For the most part, the United Kingdom is a very tolerant and liberal place that embraces freedom of speech, expression and religion. For the most part, I feel relatively safe practising my religion openly here and personally I’ve yet to encounter any issues of discrimination or abuse due to my religion. Most people I meet are very respectful, positive and curious about my Pagan path.
But every now and then, something happens that acts as a sad reminder that there’s a minority of people who do not accept my religion, and want to go out of their way to see it crushed. And sometimes, they’ll resort to illegal actions to achieve this.
Case in point: a shop called Spellbound in Gloucester.
As described on its website, Spellbound is “a spiritual resource centre for Witches, Pagans, Psychics and anyone on an eclectic alternative path.” It sells crystals, amulets and other witchy paraphernalia, and the owner, Toni Hunt, herself practises witchcraft.
According to the managers of Spellbound, the shop has been a target of sustained intimidation and abuse by “Christian fanatics” for several years. The reported incidents include threats to burn the shop down, harassment of staff in the shop, and vandalism through throwing eggs at the shop and covering the door handles with an oily substance. You can hear what the owners have to say here.
What is going on is illegal action against freedom of expression which appears to be in the name of religion – specifically, illegal action carried out by extremist Christians who are offended by Paganism, witchcraft and the occult.
There have been many times in my life where I have been offended by the actions of others. I have witnessed animal cruelty, environmental destruction and members of the far-right marching in my very home town, and every time I saw such things, I felt literally sick with rage. All these things I saw went against everything I had been brought up to believe in about respecting life, being kind to people and animals, and tolerating other cultures. The primitive, animal part of me wanted to physically lash out against the things that were offending me, so I could punish them and so I wouldn’t have to look at them any more.
But I never did anything of the sort. Instead, in all these cases, I found other like-minded people and together, we raised our objections. We sent letters to the offenders or to MPs telling them what we thought. We raised public awareness of the issue to try and get more people on our side.
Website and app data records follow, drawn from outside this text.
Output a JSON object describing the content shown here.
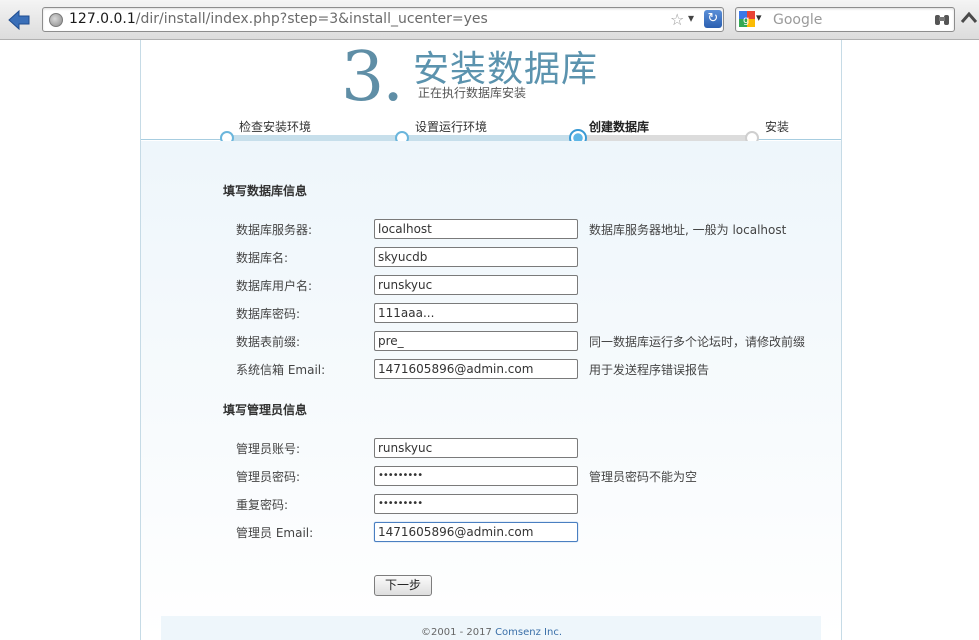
{
  "browser": {
    "url_host": "127.0.0.1",
    "url_path": "/dir/install/index.php?step=3&install_ucenter=yes",
    "search_placeholder": "Google"
  },
  "header": {
    "step_number": "3.",
    "title": "安装数据库",
    "subtitle": "正在执行数据库安装"
  },
  "steps": [
    {
      "label": "检查安装环境",
      "state": "done"
    },
    {
      "label": "设置运行环境",
      "state": "done"
    },
    {
      "label": "创建数据库",
      "state": "current"
    },
    {
      "label": "安装",
      "state": "todo"
    }
  ],
  "db_section": {
    "title": "填写数据库信息",
    "fields": [
      {
        "label": "数据库服务器:",
        "value": "localhost",
        "hint": "数据库服务器地址, 一般为 localhost"
      },
      {
        "label": "数据库名:",
        "value": "skyucdb",
        "hint": ""
      },
      {
        "label": "数据库用户名:",
        "value": "runskyuc",
        "hint": ""
      },
      {
        "label": "数据库密码:",
        "value": "111aaa...",
        "hint": ""
      },
      {
        "label": "数据表前缀:",
        "value": "pre_",
        "hint": "同一数据库运行多个论坛时，请修改前缀"
      },
      {
        "label": "系统信箱 Email:",
        "value": "1471605896@admin.com",
        "hint": "用于发送程序错误报告"
      }
    ]
  },
  "admin_section": {
    "title": "填写管理员信息",
    "fields": [
      {
        "label": "管理员账号:",
        "value": "runskyuc",
        "hint": ""
      },
      {
        "label": "管理员密码:",
        "value": "•••••••••",
        "hint": "管理员密码不能为空"
      },
      {
        "label": "重复密码:",
        "value": "•••••••••",
        "hint": ""
      },
      {
        "label": "管理员 Email:",
        "value": "1471605896@admin.com",
        "hint": ""
      }
    ]
  },
  "next_button": "下一步",
  "footer": {
    "copyright": "©2001 - 2017",
    "company": "Comsenz Inc."
  },
  "colors": {
    "accent": "#5b93ae",
    "progress": "#3a9ad4"
  }
}
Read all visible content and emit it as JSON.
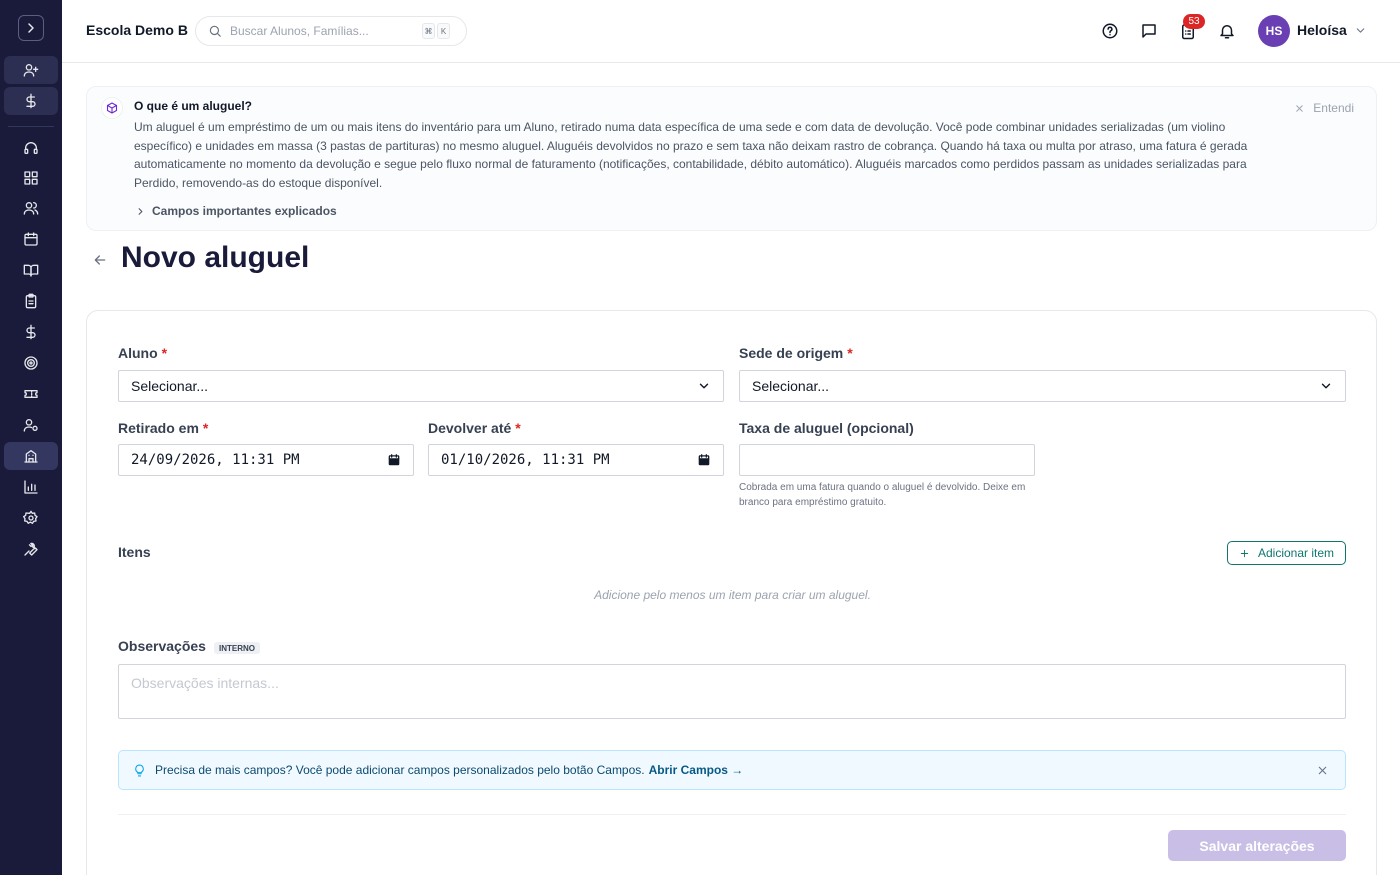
{
  "header": {
    "school_name": "Escola Demo B",
    "search_placeholder": "Buscar Alunos, Famílias...",
    "kbd_1": "⌘",
    "kbd_2": "K",
    "tasks_badge": "53",
    "user_initials": "HS",
    "user_name": "Heloísa"
  },
  "info_banner": {
    "title": "O que é um aluguel?",
    "body": "Um aluguel é um empréstimo de um ou mais itens do inventário para um Aluno, retirado numa data específica de uma sede e com data de devolução. Você pode combinar unidades serializadas (um violino específico) e unidades em massa (3 pastas de partituras) no mesmo aluguel. Aluguéis devolvidos no prazo e sem taxa não deixam rastro de cobrança. Quando há taxa ou multa por atraso, uma fatura é gerada automaticamente no momento da devolução e segue pelo fluxo normal de faturamento (notificações, contabilidade, débito automático). Aluguéis marcados como perdidos passam as unidades serializadas para Perdido, removendo-as do estoque disponível.",
    "expand_label": "Campos importantes explicados",
    "dismiss_label": "Entendi"
  },
  "page": {
    "title": "Novo aluguel"
  },
  "form": {
    "student_label": "Aluno",
    "student_value": "Selecionar...",
    "origin_label": "Sede de origem",
    "origin_value": "Selecionar...",
    "required_mark": "*",
    "checkout_label": "Retirado em",
    "checkout_value": "24/09/2026, 11:31 PM",
    "return_label": "Devolver até",
    "return_value": "01/10/2026, 11:31 PM",
    "fee_label": "Taxa de aluguel (opcional)",
    "fee_value": "",
    "fee_help": "Cobrada em uma fatura quando o aluguel é devolvido. Deixe em branco para empréstimo gratuito.",
    "items_label": "Itens",
    "add_item_label": "Adicionar item",
    "items_empty": "Adicione pelo menos um item para criar um aluguel.",
    "notes_label": "Observações",
    "notes_tag": "INTERNO",
    "notes_placeholder": "Observações internas...",
    "tip_text": "Precisa de mais campos? Você pode adicionar campos personalizados pelo botão Campos.",
    "tip_link": "Abrir Campos →",
    "save_label": "Salvar alterações"
  },
  "colors": {
    "sidebar_bg": "#1a1b3a",
    "accent": "#0f766e",
    "avatar": "#6a3fb3",
    "badge": "#dc2626",
    "save_disabled": "#c9bfe6"
  }
}
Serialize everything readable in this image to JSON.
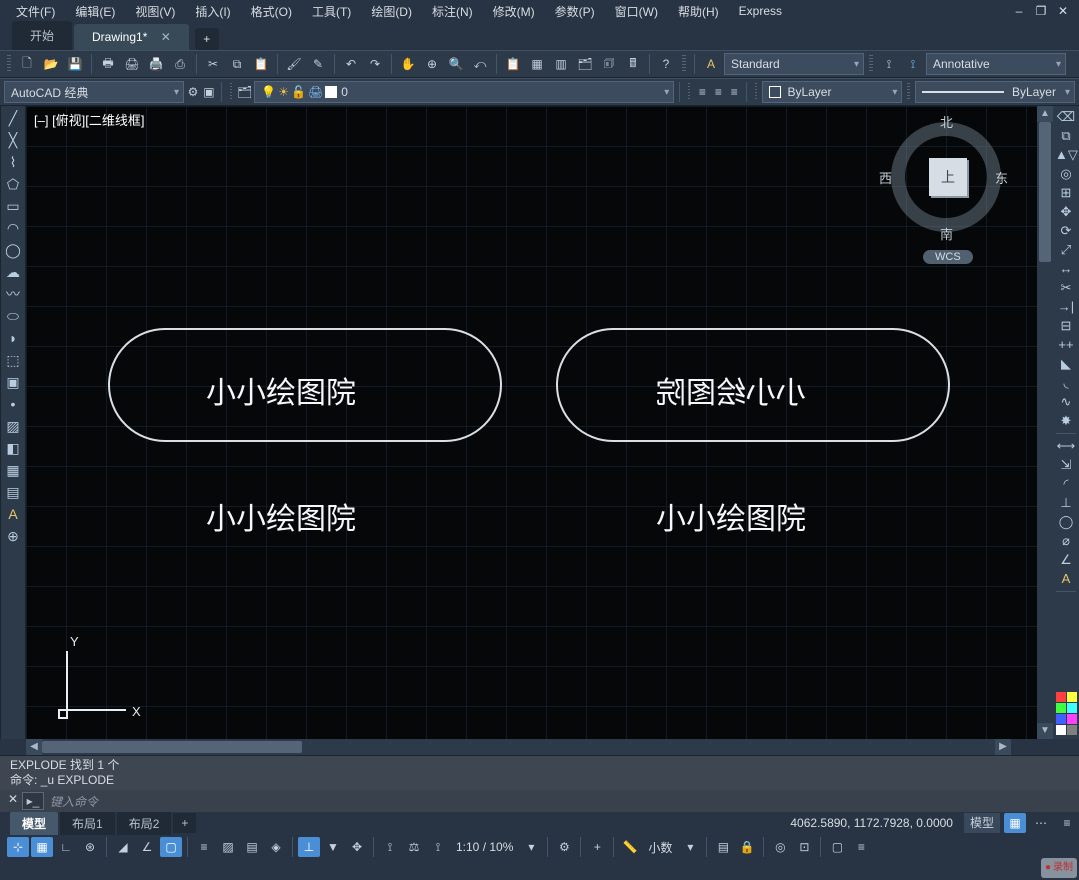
{
  "menu": {
    "items": [
      "文件(F)",
      "编辑(E)",
      "视图(V)",
      "插入(I)",
      "格式(O)",
      "工具(T)",
      "绘图(D)",
      "标注(N)",
      "修改(M)",
      "参数(P)",
      "窗口(W)",
      "帮助(H)",
      "Express"
    ]
  },
  "window_controls": {
    "min": "–",
    "restore": "❐",
    "close": "✕"
  },
  "tabs": {
    "start": "开始",
    "drawing": "Drawing1*",
    "close": "✕",
    "add": "+"
  },
  "toolbar1": {
    "text_style": "Standard",
    "annotation_style": "Annotative"
  },
  "toolbar2": {
    "workspace": "AutoCAD 经典",
    "layer_value": "0",
    "layer_prop": "ByLayer",
    "linetype": "ByLayer"
  },
  "canvas": {
    "viewport_label": "[–] [俯视][二维线框]",
    "text1": "小小绘图院",
    "text2": "小小绘图院",
    "text3": "小小绘图院",
    "text4": "小小绘图院",
    "ucs_x": "X",
    "ucs_y": "Y",
    "cube_top": "上",
    "dir_n": "北",
    "dir_s": "南",
    "dir_w": "西",
    "dir_e": "东",
    "wcs": "WCS"
  },
  "command": {
    "line1": "EXPLODE 找到  1  个",
    "line2": "命令: _u EXPLODE",
    "placeholder": "键入命令",
    "toggle": "✕",
    "icon": "▸_"
  },
  "layout": {
    "model": "模型",
    "layout1": "布局1",
    "layout2": "布局2",
    "add": "+"
  },
  "status": {
    "coords": "4062.5890, 1172.7928, 0.0000",
    "model_btn": "模型",
    "scale": "1:10 / 10%",
    "precision": "小数"
  },
  "record": "录制"
}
We participated in demonstrations and protests. But we did so while respecting the rule of law. While we all hated what the offending party said and did, we respected that they had the right to free expression within the law, just as we did.
If someone wants to make fun of me for worshipping nature, fine – I might give you a cutting witty retort or the cold shoulder in reply, but I’m not going to hurt you or do anything illegal to retaliate. And if you want to tell me that my religion is blasphemous to you and offends you, that’s fine too – again, you’ll probably make me unhappy, but you have the right to say it. And if you take offence at a shop selling products and services you don’t like, you have the right to tell the world, to peacefully protest about it and to give people a chance to hear why you don’t like it. But you never, ever have the right to take the law into your own hands and commit criminal acts against the shop and its owners. When you think about it, it’s just lazy. It’s just refusing to engage in the long process of protesting, debating and slowly bringing people to your way of thinking – or, perhaps, changing your own way of thinking. It makes you look barbaric and idiotic. And it makes you look like a loser, because it suggests that, deep down, you know that you are unable to win the argument.
And no, I don’t think the entire Christian world needs to be condemned for the actions of a few fanatics. That’s silly too. I think most Christians would be appalled by this story, for was it not Christ who taught His followers of the importance of turning the other cheek?